Why I like Integral, OTCPK:ITKG now.
- Dirt cheap, I'm no stock expert but I think it could safely be trading now at 10x current price just based off of PolyOne.
- Market views it is a POS penny stock, so time to buy before they realize it isn't
- Global partner now responsible for their success
- First to market
- At least an 18-month head start over competition
- Strong IP portfolio
- Mulit million dollar license revenue potential
- Further opportunity with battery and non-shielding
- Did I mention PolyOne?
A couple other stocks in the plastics sector that are worth taking a look at are Milacron and Loop Industries
Why I like Milacron, MCRN now.
- Plastics ain’t going away
- Plastics companies need equipment
Why I like LOOP
- Thyssenkrupp Global Alliance - Loop Industries and thyssenkrupp Sign Global Alliance Agreement to Transform the Future of Sustainable Pet Plastic Manufacturing
- Tree Hugger approved
- Take over candidate given they are partial solution to anti plastics movement.

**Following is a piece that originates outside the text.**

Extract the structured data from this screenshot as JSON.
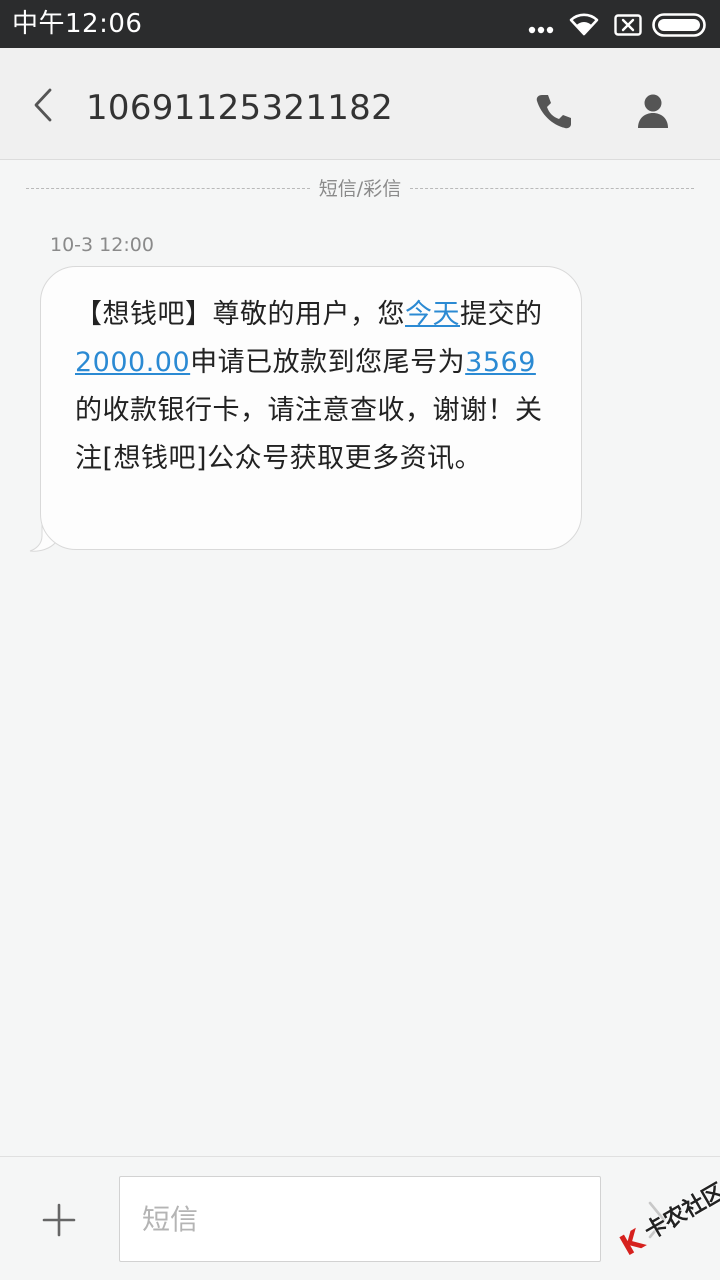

In case I've not made it clear, I like plastic and I like plastics stocks. I recognize, there are some environmental concerns but I am confident the industry is working hard to resolve these issues. At the moment, plastics stocks in my view are oversold and have a great opportunity to appreciate better than than the overall market. I also believe that LFT will continue to be a growing contributor to the plastics market and those companies dedicating resources to LFT will benefit greatly.
Disclosure: I am/we are long ITKG, POL, HXL, LOOP.